Stock markets around the world sold off today as China hit back at Donald Trumps White House in the latest round of tariff escalation as economists warned there is little chance of averting a full trade war.
China will take countermeasures against US tariffs, it warned today.
The FTSE 100 fell by one per cent at the time of writing, following the lead of benchmark stock indices in Shanghai, Shenzhen, and Tokyo which all fell steeply.
"The behavior of the US is typical 'trade bullying," said Hua Chunying, a spokesperson for the Chinese foreign affairs ministry, according to state-run news site Xinhua.
"This is a war between unilateralism and multilateralism, between protectionism and free trade, and between power and rules," Hua said. "China will work with the international community to jointly safeguard the multilateral trading system and rules."
The tit-for-tat levies have dismayed economists, with fears of a serious hit to the world economy if Trump continues on his current course.

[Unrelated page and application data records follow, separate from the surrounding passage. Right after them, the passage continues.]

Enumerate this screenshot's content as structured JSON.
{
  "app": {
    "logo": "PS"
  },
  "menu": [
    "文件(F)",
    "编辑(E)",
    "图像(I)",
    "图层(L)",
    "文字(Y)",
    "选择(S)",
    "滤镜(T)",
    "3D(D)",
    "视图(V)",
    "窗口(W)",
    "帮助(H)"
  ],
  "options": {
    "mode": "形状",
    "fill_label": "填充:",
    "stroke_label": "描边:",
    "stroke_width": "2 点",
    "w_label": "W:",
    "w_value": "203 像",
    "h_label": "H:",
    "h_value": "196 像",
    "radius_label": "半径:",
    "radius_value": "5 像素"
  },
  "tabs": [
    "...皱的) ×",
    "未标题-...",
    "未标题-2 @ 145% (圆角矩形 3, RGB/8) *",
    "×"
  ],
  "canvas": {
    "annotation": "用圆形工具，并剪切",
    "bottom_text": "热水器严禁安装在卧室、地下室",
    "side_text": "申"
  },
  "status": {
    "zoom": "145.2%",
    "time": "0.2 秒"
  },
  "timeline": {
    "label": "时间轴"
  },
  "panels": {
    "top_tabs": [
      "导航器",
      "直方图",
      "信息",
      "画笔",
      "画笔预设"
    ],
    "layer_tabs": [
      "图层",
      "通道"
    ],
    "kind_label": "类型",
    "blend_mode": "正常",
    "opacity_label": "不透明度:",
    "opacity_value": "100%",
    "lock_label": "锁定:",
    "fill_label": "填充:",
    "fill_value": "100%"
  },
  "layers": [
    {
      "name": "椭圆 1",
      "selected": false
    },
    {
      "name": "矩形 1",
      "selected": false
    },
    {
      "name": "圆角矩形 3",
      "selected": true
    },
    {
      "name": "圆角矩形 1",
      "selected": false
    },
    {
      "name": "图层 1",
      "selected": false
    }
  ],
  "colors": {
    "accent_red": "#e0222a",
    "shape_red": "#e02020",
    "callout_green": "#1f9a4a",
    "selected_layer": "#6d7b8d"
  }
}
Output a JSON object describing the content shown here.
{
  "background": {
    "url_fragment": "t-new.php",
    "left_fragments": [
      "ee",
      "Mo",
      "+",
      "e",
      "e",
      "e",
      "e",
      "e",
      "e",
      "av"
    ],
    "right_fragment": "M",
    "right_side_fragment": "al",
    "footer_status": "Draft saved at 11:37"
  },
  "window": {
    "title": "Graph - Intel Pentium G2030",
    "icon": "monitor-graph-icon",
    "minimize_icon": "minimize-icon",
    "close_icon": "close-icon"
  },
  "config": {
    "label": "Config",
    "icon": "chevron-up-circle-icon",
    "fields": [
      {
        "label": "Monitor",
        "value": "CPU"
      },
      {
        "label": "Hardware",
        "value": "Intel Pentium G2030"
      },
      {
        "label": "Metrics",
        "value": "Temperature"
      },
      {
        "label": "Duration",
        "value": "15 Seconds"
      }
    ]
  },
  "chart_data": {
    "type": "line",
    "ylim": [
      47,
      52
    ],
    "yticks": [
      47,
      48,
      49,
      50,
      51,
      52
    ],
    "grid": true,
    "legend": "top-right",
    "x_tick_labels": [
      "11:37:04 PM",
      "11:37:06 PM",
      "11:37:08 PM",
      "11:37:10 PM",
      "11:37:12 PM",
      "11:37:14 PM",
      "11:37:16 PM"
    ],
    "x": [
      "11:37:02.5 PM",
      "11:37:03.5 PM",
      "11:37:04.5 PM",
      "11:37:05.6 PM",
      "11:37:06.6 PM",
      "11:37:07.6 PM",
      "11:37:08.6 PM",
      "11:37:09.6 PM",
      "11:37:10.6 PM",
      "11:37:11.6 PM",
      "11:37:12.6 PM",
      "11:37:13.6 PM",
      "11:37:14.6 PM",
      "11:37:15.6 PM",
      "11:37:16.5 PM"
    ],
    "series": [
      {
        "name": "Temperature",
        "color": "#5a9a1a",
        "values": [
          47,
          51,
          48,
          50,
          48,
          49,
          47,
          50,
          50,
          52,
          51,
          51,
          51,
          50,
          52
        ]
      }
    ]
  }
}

Paul Ashworth, chief US economist at Capital Economics, a consultancy, said: “It is hard to see how a full-blown trade war can be avoided at this stage.”
“There is no-one left in the administration or in Congress to rein in President Donald Trumps long-held protectionist beliefs and other countries are not shying away from the fight.”
Xinhua today described the tariff dispute as a “trade war”, and reported Hua saying the US is “opening fire” on the world, as well as itself.
US trade representative Robert Lighthizer yesterday revealed a new list of imports worth $200bn which will be hit by a 10 per cent levy, on top of the 25 per cent levy already imposed on goods worth $34bn and other measures on $16bn of imports.
Trump has ridden roughshod over the objections of all but a tiny minority of economists and trade experts in imposing the tariffs. An overwhelming proportion of models predict the tariffs will harm the US and world economies.
The Bank of Englands calculations show that a full trade war could knock 2.5 percentage points off global growth over three years, with the US economy hardest hit.
Harmit Singh, the chief finance officer of iconic jeans manufacturer Levi Strauss, today told CNBC that the brewing trade war could damage US industry long into the future.
"Long term, it could have an impact at how people look at American products and American companies,” he said. “And that is something that we do worry about."